RAW DATA |
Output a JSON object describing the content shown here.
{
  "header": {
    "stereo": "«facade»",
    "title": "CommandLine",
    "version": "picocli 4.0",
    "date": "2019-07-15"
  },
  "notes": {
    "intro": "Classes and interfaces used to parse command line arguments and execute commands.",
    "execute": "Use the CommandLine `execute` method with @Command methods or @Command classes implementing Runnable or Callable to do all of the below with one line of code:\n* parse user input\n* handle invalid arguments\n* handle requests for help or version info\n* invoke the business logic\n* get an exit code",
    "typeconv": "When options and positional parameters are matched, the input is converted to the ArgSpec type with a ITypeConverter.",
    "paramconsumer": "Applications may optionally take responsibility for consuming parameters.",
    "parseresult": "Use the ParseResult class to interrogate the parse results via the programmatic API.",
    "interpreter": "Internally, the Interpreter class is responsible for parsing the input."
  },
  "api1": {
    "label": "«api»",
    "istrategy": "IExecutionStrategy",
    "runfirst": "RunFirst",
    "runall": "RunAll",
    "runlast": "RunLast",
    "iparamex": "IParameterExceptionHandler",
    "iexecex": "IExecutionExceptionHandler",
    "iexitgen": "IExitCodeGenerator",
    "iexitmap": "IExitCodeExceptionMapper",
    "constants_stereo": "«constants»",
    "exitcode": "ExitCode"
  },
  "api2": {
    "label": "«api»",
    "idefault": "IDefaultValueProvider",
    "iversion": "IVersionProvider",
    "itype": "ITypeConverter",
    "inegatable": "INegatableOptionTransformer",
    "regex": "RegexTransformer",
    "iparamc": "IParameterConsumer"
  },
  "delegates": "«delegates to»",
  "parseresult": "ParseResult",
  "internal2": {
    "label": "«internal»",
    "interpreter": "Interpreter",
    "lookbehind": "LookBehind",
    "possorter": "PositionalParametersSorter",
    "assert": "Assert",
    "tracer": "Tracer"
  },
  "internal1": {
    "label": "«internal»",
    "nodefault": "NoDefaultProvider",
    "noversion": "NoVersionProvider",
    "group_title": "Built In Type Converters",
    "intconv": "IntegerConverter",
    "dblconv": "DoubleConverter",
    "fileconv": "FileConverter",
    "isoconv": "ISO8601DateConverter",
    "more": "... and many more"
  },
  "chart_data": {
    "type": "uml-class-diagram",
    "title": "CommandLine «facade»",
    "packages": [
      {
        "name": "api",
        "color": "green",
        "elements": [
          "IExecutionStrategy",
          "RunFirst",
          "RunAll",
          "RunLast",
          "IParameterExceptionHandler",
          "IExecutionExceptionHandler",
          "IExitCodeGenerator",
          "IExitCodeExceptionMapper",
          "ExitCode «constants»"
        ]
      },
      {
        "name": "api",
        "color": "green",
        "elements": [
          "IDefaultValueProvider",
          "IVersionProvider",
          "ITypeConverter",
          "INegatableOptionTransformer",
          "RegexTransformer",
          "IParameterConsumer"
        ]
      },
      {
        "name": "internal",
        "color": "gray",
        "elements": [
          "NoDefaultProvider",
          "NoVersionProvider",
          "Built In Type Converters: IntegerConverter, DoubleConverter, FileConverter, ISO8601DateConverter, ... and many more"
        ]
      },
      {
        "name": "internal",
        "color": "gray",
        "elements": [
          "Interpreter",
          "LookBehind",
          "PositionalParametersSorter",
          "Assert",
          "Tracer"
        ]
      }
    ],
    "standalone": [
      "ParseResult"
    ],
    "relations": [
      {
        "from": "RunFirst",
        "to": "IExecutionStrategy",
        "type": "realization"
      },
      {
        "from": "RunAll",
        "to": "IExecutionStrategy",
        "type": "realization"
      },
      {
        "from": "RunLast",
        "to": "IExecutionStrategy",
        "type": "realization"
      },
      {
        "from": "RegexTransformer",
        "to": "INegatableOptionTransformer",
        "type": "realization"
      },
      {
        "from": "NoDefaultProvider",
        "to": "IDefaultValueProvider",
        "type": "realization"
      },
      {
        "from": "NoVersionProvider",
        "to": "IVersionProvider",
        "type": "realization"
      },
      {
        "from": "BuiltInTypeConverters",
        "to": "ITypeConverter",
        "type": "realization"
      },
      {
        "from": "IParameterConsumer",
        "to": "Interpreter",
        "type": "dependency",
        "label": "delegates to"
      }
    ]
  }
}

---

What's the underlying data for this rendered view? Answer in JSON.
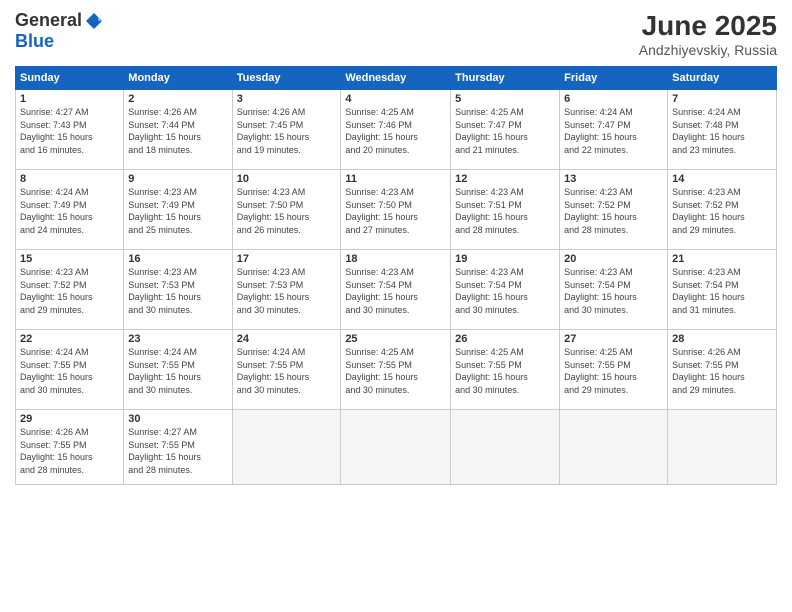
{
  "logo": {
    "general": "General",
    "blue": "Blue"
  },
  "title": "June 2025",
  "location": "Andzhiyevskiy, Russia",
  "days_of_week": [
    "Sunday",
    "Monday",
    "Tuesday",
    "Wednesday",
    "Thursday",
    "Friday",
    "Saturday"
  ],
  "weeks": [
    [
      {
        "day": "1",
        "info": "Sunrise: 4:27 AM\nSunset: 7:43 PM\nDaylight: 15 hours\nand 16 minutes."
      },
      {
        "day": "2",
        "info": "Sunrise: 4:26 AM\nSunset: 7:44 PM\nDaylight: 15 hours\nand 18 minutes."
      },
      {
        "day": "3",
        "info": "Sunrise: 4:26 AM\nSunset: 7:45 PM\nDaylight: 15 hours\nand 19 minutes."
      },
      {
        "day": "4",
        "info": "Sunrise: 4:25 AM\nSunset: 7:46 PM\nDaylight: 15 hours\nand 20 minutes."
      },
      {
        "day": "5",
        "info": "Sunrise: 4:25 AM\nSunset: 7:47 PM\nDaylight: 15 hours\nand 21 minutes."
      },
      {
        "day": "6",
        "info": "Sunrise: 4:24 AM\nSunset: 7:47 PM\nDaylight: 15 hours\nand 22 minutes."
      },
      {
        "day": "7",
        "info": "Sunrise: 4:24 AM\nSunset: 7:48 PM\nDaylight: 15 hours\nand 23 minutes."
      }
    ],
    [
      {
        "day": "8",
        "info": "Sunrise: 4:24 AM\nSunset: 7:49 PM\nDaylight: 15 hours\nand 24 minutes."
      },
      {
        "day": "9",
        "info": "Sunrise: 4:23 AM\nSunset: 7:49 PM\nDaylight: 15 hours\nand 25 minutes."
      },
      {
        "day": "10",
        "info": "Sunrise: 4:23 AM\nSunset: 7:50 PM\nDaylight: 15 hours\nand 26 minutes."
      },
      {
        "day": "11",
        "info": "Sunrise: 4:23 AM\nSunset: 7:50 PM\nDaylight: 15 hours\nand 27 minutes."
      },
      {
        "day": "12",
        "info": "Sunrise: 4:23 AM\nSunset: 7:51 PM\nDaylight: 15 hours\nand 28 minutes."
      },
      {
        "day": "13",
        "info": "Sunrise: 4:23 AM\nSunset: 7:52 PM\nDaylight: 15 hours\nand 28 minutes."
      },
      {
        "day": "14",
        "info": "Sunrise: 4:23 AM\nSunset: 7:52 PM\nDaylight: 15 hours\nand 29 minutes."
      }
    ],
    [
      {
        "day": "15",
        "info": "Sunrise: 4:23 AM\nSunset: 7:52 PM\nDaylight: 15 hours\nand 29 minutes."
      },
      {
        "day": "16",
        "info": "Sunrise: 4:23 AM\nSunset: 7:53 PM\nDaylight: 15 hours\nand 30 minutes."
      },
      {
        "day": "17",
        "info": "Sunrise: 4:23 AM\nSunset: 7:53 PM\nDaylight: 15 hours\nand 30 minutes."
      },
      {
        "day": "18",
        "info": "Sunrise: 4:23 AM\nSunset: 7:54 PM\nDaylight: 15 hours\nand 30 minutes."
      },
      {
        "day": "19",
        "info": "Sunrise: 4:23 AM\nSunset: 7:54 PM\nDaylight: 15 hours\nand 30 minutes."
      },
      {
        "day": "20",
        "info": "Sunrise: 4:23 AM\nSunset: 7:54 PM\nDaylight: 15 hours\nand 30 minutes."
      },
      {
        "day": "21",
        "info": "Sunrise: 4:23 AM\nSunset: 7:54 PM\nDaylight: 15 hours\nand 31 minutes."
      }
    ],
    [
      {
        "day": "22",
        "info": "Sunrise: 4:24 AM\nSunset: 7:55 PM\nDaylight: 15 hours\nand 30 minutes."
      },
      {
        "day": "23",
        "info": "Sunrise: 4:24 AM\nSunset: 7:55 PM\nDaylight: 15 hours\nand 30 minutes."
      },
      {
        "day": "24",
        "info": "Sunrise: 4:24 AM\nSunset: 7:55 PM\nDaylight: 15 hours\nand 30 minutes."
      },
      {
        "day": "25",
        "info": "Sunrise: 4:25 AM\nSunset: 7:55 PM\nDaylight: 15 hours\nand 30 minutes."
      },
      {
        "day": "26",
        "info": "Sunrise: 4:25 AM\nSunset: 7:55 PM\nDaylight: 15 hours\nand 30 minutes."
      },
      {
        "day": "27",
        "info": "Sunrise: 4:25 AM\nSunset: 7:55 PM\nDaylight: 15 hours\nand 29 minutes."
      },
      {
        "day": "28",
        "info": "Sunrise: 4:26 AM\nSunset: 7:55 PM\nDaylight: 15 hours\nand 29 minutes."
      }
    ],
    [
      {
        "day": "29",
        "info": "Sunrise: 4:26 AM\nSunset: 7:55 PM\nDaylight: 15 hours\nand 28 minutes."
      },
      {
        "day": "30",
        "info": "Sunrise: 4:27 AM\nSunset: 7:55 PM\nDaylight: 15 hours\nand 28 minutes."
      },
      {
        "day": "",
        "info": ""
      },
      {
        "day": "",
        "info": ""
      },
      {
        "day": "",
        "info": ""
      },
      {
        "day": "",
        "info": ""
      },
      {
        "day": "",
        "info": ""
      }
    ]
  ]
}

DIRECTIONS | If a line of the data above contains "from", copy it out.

SOLUTION TO THE EXERCISE |
        "from": "RunFirst",
        "from": "RunAll",
        "from": "RunLast",
        "from": "RegexTransformer",
        "from": "NoDefaultProvider",
        "from": "NoVersionProvider",
        "from": "BuiltInTypeConverters",
        "from": "IParameterConsumer",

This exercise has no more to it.